The problem in the present quasi-experimental research design was the poor English communication skills of college students enrolled in first-year English as a second language (ESL) courses in Puerto Rico. The purpose of this quantitative study was to compare learning outcomes between a first-year English as a second class taught with the PowerPoint software application and a similar first-year ESL class taught with a traditional instructional approach and materials. The location of the study was the American University of Puerto Rico (AUPR). The results of an attitudinal questionnaire administered at the end of the research period revealed that learners’ perceptions regarding the engagement ability and clarity of instruction delivered with the PowerPoint presentation software had improved. The results of a two-tailed ANOVA showed that learning outcomes were not statistically different between the PowerPoint technology group and a control group. However, the mean score was slightly higher in the PowerPoint group, thus making the results promising for the PowerPoint presentation software application. Testing also showed that learning outcomes by learning styles and gender between and within the experimental and control groups were not statistically different. Recommendations include more research encompassing a longer treatment period as well as more research evaluating the influence of PowerPoint and other technologies on the learning styles. Research into the effectiveness of an integrated instructional technology approach imparts educational leaders with information related to successful strategies employed to meet the needs of students enrolled at the American University of Puerto Rico.

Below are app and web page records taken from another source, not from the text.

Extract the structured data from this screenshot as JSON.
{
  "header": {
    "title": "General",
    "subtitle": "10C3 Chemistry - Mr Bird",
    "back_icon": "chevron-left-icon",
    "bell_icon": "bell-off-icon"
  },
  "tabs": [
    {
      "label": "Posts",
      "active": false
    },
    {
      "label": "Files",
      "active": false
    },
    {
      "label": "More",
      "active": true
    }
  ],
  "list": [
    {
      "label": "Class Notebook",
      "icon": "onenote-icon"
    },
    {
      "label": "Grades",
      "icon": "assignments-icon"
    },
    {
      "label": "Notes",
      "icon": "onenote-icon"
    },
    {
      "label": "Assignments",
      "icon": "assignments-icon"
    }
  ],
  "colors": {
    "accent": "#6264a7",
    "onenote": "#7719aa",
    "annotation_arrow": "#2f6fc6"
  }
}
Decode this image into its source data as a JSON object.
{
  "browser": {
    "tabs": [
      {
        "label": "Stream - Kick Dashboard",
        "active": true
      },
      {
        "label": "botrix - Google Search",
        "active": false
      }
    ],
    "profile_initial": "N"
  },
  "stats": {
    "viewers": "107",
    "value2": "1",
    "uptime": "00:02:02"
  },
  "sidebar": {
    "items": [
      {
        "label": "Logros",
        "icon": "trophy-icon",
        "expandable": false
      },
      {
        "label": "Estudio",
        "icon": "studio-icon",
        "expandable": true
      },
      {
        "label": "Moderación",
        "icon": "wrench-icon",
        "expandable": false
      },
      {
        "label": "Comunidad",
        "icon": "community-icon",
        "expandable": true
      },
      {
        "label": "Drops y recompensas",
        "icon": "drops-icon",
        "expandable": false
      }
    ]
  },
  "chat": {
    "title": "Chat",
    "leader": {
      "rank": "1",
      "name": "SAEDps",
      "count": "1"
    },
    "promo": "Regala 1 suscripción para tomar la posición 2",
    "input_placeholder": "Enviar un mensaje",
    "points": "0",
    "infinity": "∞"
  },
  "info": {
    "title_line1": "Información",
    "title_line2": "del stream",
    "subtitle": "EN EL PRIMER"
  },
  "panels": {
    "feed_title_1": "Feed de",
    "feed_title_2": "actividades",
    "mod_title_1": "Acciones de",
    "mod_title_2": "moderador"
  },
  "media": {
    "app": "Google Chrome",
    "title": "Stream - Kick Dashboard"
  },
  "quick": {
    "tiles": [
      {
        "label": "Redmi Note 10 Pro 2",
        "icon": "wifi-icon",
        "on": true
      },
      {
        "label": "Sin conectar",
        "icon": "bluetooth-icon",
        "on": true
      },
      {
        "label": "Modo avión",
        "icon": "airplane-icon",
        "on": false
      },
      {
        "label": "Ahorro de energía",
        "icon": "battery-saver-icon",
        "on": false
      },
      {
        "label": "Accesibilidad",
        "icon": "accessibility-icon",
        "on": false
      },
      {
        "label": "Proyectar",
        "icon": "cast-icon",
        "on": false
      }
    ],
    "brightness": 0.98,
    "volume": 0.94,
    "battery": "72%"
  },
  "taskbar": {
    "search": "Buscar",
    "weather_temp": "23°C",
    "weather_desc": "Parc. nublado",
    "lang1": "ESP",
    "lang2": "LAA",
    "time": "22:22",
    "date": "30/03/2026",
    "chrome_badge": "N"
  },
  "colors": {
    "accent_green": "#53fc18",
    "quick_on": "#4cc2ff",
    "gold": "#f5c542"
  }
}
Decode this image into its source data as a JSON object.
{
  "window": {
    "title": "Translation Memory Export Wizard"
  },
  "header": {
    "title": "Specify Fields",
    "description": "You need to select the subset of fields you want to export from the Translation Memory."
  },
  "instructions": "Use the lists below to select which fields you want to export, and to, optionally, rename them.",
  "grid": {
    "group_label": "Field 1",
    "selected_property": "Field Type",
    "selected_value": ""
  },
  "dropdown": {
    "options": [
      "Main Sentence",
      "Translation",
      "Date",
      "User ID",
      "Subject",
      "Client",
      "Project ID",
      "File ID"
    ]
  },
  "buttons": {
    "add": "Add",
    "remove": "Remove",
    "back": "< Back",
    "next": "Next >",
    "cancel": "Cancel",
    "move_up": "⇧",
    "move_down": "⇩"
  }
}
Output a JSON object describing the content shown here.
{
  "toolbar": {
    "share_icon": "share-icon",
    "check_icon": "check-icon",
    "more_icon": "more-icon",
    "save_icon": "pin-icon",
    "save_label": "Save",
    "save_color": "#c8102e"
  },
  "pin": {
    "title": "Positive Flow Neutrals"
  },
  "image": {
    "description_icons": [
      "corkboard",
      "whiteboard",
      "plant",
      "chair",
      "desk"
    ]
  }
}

|Commitee:||D'Angelo, Anastasia, Olivas, Gerald|
|School:||University of Phoenix|
|School Location:||United States -- Arizona|
|Source:||DAI-A 74/01(E), Dissertation Abstracts International|
|Subjects:||English as a Second Language, Educational technology|
|Keywords:||English as a second language, Instructional technology, PowerPoint, Puerto Rico|
Copyright in each Dissertation and Thesis is retained by the author. All Rights Reserved
The supplemental file or files you are about to download were provided to ProQuest by the author as part of a
dissertation or thesis. The supplemental files are provided "AS IS" without warranty. ProQuest is not responsible for the
content, format or impact on the supplemental file(s) on our system. in some cases, the file type may be unknown or
may be a .exe file. We recommend caution as you open such files.
Copyright of the original materials contained in the supplemental file is retained by the author and your access to the
supplemental files is subject to the ProQuest Terms and Conditions of use.
Depending on the size of the file(s) you are downloading, the system may take some time to download them. Please be